While Jewish boys had always been welcomed into the world with a brit milah (a ceremony for circumcision) on the eighth day of life, no parallel ceremony for baby girls had existed until American Jewish feminists began to invent them. As the Times reported, naming ceremonies (often called simchat bat, or rejoicing in a daughter) violated no strictures of traditional Judaism, so women could blend Judaism and feminism in new rituals without creating conflict with rabbinic authorities.
Today Jews from every denomination celebrate the birth of a daughter with beautiful and creative ceremonies honoring their little baby girls.

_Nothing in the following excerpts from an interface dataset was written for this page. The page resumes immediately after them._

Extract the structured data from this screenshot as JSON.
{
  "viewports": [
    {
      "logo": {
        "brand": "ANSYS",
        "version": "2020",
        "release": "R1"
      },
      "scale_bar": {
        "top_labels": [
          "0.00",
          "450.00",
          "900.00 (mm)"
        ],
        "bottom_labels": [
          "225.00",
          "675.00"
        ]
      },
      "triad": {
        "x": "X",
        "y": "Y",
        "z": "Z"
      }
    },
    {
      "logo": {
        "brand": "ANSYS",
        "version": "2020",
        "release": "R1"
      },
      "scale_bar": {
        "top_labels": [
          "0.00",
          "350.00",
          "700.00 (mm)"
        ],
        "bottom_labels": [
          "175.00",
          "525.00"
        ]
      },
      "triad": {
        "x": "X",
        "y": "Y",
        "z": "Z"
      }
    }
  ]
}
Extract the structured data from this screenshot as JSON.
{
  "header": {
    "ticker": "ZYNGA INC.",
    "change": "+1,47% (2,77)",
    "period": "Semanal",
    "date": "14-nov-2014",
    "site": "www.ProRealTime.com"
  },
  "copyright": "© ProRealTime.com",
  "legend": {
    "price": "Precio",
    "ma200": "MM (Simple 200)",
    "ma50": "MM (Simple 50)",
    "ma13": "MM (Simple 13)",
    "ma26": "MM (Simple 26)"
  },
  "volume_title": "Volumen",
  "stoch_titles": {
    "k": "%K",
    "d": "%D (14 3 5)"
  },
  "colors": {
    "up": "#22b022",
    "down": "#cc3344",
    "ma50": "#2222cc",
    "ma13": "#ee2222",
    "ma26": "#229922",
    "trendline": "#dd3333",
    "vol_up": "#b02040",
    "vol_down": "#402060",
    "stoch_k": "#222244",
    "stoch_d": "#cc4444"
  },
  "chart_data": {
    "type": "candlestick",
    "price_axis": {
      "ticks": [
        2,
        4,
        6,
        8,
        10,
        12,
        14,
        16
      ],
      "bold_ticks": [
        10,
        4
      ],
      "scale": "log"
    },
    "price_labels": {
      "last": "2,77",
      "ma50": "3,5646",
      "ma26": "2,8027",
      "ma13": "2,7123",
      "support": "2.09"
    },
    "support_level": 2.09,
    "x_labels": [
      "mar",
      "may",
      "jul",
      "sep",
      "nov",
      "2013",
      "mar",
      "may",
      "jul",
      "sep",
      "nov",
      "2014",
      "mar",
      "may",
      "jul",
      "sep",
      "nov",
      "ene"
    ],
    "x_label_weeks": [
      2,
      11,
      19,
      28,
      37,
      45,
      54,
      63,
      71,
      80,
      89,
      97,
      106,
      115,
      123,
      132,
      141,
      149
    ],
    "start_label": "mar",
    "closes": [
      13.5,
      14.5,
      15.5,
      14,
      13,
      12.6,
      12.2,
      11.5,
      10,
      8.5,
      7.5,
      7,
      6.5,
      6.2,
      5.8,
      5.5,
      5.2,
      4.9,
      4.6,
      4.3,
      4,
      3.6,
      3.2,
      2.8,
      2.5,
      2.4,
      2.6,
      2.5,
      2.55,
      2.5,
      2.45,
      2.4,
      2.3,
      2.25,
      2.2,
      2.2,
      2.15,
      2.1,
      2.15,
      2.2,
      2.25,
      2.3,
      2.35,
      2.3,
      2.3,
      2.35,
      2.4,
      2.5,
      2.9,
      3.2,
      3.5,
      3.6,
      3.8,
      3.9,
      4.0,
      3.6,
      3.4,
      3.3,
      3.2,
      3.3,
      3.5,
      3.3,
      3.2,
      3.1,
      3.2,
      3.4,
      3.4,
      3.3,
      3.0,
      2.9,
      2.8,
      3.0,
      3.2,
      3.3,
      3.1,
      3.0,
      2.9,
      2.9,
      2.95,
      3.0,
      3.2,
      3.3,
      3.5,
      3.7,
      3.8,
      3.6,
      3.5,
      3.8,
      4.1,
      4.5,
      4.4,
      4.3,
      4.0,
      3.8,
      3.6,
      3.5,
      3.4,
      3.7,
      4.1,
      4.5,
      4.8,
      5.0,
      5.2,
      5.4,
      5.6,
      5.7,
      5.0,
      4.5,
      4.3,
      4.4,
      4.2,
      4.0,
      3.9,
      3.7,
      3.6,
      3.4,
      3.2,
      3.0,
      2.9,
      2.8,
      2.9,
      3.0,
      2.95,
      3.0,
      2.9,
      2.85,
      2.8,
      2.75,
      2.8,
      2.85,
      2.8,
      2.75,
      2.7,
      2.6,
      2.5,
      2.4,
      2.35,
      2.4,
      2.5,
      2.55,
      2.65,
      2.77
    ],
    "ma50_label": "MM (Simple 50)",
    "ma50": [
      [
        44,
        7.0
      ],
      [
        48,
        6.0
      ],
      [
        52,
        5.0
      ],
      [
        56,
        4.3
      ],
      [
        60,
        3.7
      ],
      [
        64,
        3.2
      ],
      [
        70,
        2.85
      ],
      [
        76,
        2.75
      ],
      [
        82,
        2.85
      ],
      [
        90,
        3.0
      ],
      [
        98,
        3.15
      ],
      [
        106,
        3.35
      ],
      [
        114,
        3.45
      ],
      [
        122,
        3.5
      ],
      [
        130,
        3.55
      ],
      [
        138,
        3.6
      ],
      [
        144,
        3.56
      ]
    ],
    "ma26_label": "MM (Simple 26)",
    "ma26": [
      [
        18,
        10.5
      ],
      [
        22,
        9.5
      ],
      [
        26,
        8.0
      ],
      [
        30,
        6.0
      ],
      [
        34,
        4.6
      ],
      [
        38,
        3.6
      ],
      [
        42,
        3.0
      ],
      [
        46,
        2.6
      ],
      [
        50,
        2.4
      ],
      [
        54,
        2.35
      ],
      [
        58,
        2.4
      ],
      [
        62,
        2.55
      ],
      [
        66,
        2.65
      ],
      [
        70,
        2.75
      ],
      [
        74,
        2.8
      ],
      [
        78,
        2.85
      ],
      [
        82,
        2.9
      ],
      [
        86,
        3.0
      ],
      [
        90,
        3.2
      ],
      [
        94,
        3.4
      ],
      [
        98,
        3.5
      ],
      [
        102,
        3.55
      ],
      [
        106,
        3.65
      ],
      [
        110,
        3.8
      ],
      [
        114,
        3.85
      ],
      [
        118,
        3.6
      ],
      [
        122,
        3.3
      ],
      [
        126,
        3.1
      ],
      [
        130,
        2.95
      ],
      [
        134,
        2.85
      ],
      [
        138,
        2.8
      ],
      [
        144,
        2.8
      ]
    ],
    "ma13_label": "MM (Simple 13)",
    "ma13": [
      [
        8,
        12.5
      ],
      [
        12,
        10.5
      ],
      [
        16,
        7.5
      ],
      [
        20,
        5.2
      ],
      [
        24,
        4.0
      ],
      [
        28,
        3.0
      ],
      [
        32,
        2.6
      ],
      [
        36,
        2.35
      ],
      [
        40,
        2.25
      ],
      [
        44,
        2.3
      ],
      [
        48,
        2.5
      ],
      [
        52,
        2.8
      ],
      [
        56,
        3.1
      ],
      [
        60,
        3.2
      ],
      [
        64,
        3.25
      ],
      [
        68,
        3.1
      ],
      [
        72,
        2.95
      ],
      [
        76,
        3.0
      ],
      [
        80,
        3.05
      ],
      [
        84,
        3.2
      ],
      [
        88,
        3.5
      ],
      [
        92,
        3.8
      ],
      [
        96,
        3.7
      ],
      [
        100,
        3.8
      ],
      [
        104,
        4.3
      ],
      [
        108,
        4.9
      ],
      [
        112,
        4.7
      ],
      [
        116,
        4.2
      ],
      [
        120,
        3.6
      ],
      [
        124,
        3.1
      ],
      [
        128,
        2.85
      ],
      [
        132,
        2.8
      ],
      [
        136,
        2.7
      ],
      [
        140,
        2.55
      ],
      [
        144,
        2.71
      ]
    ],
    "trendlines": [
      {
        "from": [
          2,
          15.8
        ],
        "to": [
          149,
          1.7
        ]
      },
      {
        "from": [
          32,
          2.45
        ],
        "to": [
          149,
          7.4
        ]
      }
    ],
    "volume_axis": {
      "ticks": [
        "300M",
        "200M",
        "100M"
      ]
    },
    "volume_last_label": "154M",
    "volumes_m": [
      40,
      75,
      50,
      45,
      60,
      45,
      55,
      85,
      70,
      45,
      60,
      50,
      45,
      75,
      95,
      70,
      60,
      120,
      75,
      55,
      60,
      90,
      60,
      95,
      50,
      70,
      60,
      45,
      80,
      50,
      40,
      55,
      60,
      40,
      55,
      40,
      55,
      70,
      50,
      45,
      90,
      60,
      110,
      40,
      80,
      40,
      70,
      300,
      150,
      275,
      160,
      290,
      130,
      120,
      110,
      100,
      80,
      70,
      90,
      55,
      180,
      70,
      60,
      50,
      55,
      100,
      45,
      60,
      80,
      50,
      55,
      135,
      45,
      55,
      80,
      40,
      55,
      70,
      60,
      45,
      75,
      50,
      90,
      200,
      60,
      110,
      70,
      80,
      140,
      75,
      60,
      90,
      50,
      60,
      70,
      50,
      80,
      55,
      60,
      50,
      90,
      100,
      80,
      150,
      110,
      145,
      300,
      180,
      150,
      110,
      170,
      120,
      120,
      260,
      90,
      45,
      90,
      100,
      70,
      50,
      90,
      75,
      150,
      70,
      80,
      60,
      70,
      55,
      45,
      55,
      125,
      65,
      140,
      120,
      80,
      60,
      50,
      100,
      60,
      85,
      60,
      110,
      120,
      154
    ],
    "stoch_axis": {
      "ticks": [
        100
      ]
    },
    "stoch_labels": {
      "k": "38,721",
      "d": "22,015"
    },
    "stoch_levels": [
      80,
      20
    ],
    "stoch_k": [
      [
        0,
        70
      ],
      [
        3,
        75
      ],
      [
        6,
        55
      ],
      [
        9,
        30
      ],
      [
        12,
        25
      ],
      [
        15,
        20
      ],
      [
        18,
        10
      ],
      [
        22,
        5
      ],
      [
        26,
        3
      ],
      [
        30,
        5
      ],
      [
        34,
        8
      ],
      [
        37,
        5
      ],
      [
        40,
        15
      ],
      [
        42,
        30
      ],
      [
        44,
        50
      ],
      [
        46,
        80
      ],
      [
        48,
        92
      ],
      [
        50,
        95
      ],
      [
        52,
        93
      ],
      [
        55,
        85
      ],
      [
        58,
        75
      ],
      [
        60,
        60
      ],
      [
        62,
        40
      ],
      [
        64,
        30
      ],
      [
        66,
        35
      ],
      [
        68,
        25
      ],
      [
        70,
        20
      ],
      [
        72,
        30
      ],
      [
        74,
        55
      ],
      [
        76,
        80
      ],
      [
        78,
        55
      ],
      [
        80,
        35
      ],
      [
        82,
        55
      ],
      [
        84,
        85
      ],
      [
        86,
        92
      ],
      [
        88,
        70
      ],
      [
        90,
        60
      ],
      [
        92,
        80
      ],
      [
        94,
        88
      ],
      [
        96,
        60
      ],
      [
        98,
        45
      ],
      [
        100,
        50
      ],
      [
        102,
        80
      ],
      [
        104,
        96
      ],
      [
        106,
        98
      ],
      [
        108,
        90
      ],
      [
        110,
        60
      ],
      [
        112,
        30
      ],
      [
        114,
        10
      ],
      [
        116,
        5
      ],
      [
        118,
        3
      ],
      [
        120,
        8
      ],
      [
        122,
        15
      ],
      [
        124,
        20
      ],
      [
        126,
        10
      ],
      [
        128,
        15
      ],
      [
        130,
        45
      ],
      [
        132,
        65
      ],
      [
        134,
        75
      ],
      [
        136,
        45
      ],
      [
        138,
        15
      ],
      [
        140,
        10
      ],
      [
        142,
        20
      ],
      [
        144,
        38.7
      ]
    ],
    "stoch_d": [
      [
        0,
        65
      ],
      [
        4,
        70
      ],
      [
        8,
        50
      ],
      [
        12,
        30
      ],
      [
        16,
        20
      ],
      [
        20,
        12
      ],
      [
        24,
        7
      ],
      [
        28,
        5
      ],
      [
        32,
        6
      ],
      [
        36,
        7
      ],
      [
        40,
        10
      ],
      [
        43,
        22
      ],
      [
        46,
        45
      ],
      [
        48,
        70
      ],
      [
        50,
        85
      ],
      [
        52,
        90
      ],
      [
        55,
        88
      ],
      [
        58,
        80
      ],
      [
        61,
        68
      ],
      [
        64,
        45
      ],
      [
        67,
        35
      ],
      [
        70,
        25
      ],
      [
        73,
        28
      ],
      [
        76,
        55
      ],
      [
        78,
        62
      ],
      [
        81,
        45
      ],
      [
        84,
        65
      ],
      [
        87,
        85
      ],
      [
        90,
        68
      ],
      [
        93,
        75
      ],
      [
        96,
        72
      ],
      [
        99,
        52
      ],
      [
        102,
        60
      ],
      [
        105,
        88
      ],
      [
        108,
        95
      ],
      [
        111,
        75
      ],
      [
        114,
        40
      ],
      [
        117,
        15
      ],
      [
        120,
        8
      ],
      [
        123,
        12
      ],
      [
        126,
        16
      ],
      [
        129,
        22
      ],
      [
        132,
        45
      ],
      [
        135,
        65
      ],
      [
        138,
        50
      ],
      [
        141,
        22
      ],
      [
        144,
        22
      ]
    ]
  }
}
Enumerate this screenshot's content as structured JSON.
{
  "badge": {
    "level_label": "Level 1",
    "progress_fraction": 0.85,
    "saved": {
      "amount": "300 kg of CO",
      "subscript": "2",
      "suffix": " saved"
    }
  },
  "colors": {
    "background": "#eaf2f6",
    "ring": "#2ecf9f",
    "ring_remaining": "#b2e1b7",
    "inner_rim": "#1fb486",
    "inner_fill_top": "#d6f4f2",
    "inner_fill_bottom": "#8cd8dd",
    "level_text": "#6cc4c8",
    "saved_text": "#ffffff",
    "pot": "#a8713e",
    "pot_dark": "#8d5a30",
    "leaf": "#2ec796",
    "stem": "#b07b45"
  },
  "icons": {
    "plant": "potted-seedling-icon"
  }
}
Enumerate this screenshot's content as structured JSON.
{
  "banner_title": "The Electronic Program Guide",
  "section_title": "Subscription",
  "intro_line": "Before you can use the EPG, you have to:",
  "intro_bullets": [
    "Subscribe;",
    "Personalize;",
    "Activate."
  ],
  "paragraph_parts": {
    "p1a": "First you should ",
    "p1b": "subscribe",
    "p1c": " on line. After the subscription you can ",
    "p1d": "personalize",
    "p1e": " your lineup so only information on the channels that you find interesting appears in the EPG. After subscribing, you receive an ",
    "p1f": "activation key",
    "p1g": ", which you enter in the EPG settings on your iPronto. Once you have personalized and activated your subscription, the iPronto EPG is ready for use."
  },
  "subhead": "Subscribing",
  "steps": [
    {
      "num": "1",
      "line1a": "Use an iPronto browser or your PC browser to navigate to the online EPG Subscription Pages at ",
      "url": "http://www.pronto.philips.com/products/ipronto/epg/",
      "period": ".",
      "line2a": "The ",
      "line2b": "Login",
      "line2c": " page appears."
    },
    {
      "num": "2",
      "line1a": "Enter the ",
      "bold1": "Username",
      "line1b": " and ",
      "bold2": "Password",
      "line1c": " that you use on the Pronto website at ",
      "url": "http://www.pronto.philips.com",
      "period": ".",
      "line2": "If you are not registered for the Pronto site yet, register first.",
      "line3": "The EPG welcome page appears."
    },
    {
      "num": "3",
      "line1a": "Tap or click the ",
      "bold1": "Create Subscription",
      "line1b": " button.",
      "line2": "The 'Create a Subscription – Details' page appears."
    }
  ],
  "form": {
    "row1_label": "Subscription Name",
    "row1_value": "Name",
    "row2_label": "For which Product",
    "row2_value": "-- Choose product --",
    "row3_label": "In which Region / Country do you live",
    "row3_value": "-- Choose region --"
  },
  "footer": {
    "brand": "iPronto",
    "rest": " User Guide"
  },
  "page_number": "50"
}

Unfettered by the religious requirementsâ€”and emotional difficulties–of a Brit Milah, a simhat bat can be an extremely special experience for everyone involved.Â
Borrowing from old traditions and new innovations, couples are creating rituals which reflect their Jewish beliefsâ€”whatever they may be–and celebrating the value and importance of this new female life.
Perhaps most amazingly, a tradition which is only a little over thirty years old has become practically commonplace, taking its place alongside the oldest ritual in Jewish life. Maybe you can teach an old dog new tricks.
Pronounced: breet mee-LAH, Origin: Hebrew, literally “covenant of circumcision,” the Jewish circumcision ceremony for an 8-day-old boy, marking the covenant between God and the Jews. Also known as a bris.